Gov. Rick Scott gave his signature on Monday to a omnibus transportation bill making about a dozen changes to state law regarding the Florida Department of Transportation.
Scott’s final approval of HB 7027 means numerous sundry changes for FDOT, one of the largest aspects of the budget and a prominent area of policy for Floridians who travel the state’s roads, railways, and waterways.
Perhaps most notably, the bill enacts into law a proposal championed by Republican Speaker-to-be Rep. Richard Corcoran, whereby any proposed amendment to the department’s five-year “Work Program” – essentially their funding plan for major projects – amounting to more than $3 million must be review by the joint Legislative Budget Commission.
It also deletes a provision which allowed the chair and vice-chair of that committee to alone approve a project if a meeting could not convene within 30 days, strengthening the committee members’ oversight authority.
The bill also reallocates $10 million from the current work program to go toward the Florida Seaport and Economic Development Program, raising that division’s budget from $15 million to $25 million. Increasing the prominence of state ports has been a priority among economic development officials and private sector advocates, but in practice doing so has been vexing.
Florida Ports Council CEO Doug Wheeler said the move was a step in the right direction.
“The historic funding of seaport infrastructure during Governor Scott’s tenure has already contributed to the incredible growth that we are experiencing in trade across the state, and we look forward to continuing that success,” said Wheeler on Monday.
In a release trumpeting Scott’s signing of the bill, the governor’s office played up language in the bill which “streamlines” the permitting process for proposed highway projects. According to staff analysis, the bill assumes more authority currently held by the federal Department of Transportation under the National Environmental Policy Act, which will “result in more timely delivery of transportation projects to Florida’s citizens and enhancement of the infrastructure needed to support Florida’s economic competitiveness” by “eliminating one layer of governmental review.”
The bill also mandates FDOT most consult with and provide information to the Division of Bond Finance of the State Board of Administration when considering whether to issue bond pursuant to a public-private partnership, a favored mechanism among Tallahassee lawmakers.
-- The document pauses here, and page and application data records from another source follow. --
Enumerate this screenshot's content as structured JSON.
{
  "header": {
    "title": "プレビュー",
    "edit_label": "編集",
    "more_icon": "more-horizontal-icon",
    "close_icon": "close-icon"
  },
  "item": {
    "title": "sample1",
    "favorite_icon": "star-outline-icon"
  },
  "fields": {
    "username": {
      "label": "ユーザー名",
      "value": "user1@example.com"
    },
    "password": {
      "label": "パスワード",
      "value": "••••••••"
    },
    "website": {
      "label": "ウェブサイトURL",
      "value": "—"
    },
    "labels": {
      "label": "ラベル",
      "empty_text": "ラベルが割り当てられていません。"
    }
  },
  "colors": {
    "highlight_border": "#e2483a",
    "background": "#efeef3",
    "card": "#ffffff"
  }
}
The new provision is intended as a safeguard against public money being leveraged to finance a project for profit at a potential loss to taxpayers.
Along similar lines, the bill also creates a Florida Department of Transportation Financing Corporation which the governor’s office said will “better safeguard taxpayer dollars.” The move was reportedly requested by Secretary Jim Boxold.
Boxold issued a statement Monday afternoon praising Scott for approving the measure.
“I applaud Governor Scott and the Florida Legislature for their continued record investment in Florida’s transportation infrastructure. This legislation will allow critical transportation projects in Florida to be delivered quicker and financed at a lower cost. Everyone who uses our transportation system throughout the state will benefit from this bill,” said Boxold.
St. Petersburg Republican Sen. Jeff Brandes – who chairs the key Senate Transportation Committee – shepherded language into the bill providing that state officials will include autonomous cars in future plans, but was opposed to the above changes regarding Legislative Budget Commission oversight.
“No one from the House has come to me to explain why this is one of their priorities,” Brandes told POLITICO Florida back in December. “I don’t think the LBC needs to have a significant role.”
The bill goes into effect July 1.